Waters: I’m not gonna say their names. They said no. Also, who knows if it’s really them who said no. Maybe it’s their people who said no. On the other side, we sometimes get people saying, “So and so is interested in doing this.” Really? Is he interested or are you interested? It’s sometimes some agent trying to get their dramatic client to do some comedy.
Rumpus: So you’ve carved out a space for yourself to work on things that you really know and love. Is that “success”? Or, how do you know when or if you are successful?
Waters: You never know what will happen. But, you know when you’re doing something right and when you’re doing something wrong. As long as you feel like you’re doing something right, and you’re getting rewarded, then you’re successful. But, if you’re judging it on, Well, if I had that, I’d be successful—that doesn’t work. I think doing what you love is success. Pretty cheesy. But it’s true.
The more difficult question for me is, do you remain successful for what you had done? I don’t know. I think success is in your own eyes. But, I don’t really want to ever feel like I’ve achieved success. Because then I’d be spoiled. I want to feel like I need to keep doing more. Maybe I get “content,” “settled,” and “success” confused. I never want to settle, but I would love to be content.
Rumpus: Earlier, you were sort of talking about how more people will be able to have a voice through the Internet. But the Internet is already there. And I suppose that’s the double-edged nature of it: people already have access, but there’s so much noise. Doesn’t there need to be marketing to find the good stuff?

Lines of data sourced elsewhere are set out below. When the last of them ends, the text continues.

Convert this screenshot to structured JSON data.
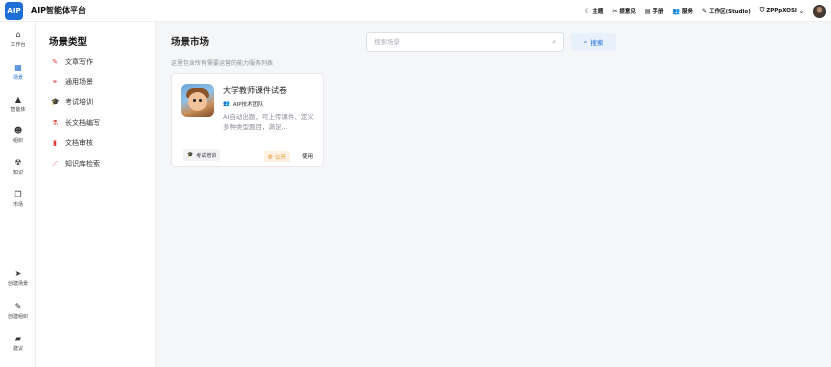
{
  "app": {
    "logo_text": "AIP",
    "title": "AIP智能体平台"
  },
  "top_nav": [
    {
      "icon": "moon-icon",
      "glyph": "☾",
      "label": "主题"
    },
    {
      "icon": "tools-icon",
      "glyph": "✂",
      "label": "提意见"
    },
    {
      "icon": "doc-icon",
      "glyph": "▤",
      "label": "手册"
    },
    {
      "icon": "users-icon",
      "glyph": "👥",
      "label": "服务"
    },
    {
      "icon": "brush-icon",
      "glyph": "✎",
      "label": "工作区(Studio)"
    },
    {
      "icon": "shield-icon",
      "glyph": "⛉",
      "label": "ZPPpXOSI"
    }
  ],
  "rail": [
    {
      "glyph": "⌂",
      "label": "工作台",
      "active": false
    },
    {
      "glyph": "▦",
      "label": "场景",
      "active": true
    },
    {
      "glyph": "▲",
      "label": "智能体",
      "active": false
    },
    {
      "glyph": "☻",
      "label": "组织",
      "active": false
    },
    {
      "glyph": "☢",
      "label": "知识",
      "active": false
    },
    {
      "glyph": "❐",
      "label": "市场",
      "active": false
    },
    {
      "glyph": "➤",
      "label": "创建场景",
      "active": false
    },
    {
      "glyph": "✎",
      "label": "创建组织",
      "active": false
    },
    {
      "glyph": "▰",
      "label": "建议",
      "active": false
    }
  ],
  "categories": {
    "title": "场景类型",
    "items": [
      {
        "glyph": "✎",
        "label": "文章写作"
      },
      {
        "glyph": "⚭",
        "label": "通用场景"
      },
      {
        "glyph": "🎓",
        "label": "考试培训"
      },
      {
        "glyph": "⚗",
        "label": "长文档编写"
      },
      {
        "glyph": "▮",
        "label": "文档审核"
      },
      {
        "glyph": "⟋",
        "label": "知识库检索"
      }
    ]
  },
  "main": {
    "title": "场景市场",
    "subtitle": "这里包含所有需要运营的能力服务列表",
    "search_placeholder": "搜索场景",
    "search_button": "搜索"
  },
  "card": {
    "title": "大学教师课件试卷",
    "team": "AIP技术团队",
    "description": "AI自动出题，可上传课件、定义多种类型题目，满足...",
    "tag": "考试培训",
    "visibility": "公开",
    "action": "使用"
  },
  "colors": {
    "accent": "#1f6fd6",
    "category_icon": "#e0403a",
    "public_badge": "#e58a1f"
  }
}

Waters: Yeah, there’s a bunch of garbage out there. But marketing isn’t the answer. I mean, take Spike TV. I know that channel exists, but I’m not going to it.
Rumpus: When I look at how things are going on the Internet with entertainment, I feel like there’s this pressure on performers to make this personal connection—to make it seem to their fans that they know them on a personal level. Or is that just something I am projecting?
Waters: I don’t know. I’m not sure what to say about that, because I don’t think that way—that people know me or should know me. No one has to do that, open their lives up to the public.
Rumpus: I was thinking of it more as a burden. That part of the deal now is that you must make people feel a personal connection.
Waters: I don’t think so. I think that part’s a choice, whether or not to open up personally on Twitter or whatever. But what’s not a choice is the reaction of people thinking that they know them when they don’t. That just happens.
That’s one of the biggest problems with the Internet: people thinking they know something or are participating in or experiencing something when they aren’t. Or, how people think they are staying in touch with their friends by “liking” their pictures. Just because you “liked” my picture, doesn’t mean you shouldn’t call me and ask me how I’m doing. You know what’s funny? If you ever owe someone a call, and it’s something you’re trying to avoid, notice how many times they “like” your photos until you call them back. It’s an alarm, and people abuse that. They know you can see that. They know you’ll see their name.
Rumpus: So where is media headed?
Waters: I don’t know.
Rumpus: But act like you do for a little bit.
Waters: Yeah, well, I’ll tell ya…
Rumpus: I feel like you’re going to make a joke. I can’t tell if you’re going to be serious.
Waters: Listen, I’ll tell you what’s going to happen. I think there’s gonna be three networks, and then the rest will be Internet-based, and Amazon is gonna be huge and one of the networks. This is so serious. Ha. But really, you see it happening right now. You can see the shifts.
And, currently, with any video you see online, like with YouTube, you gotta watch an ad, and that’s gotta stop. And I think it’ll stop by…the shitty network shows they put out will just have the ads in the shows. The characters will be eating Cheetos or whatever.
And these outlets will move in a positive direction for artists, but not the non-creative types. It’s going to eliminate a lot of people who only look at the money. That’s what will happen. But I’m no psychic, Sean.
Featured image of Derek Waters © by Tommy Lau, courtesy of the San Francisco International Film Festival.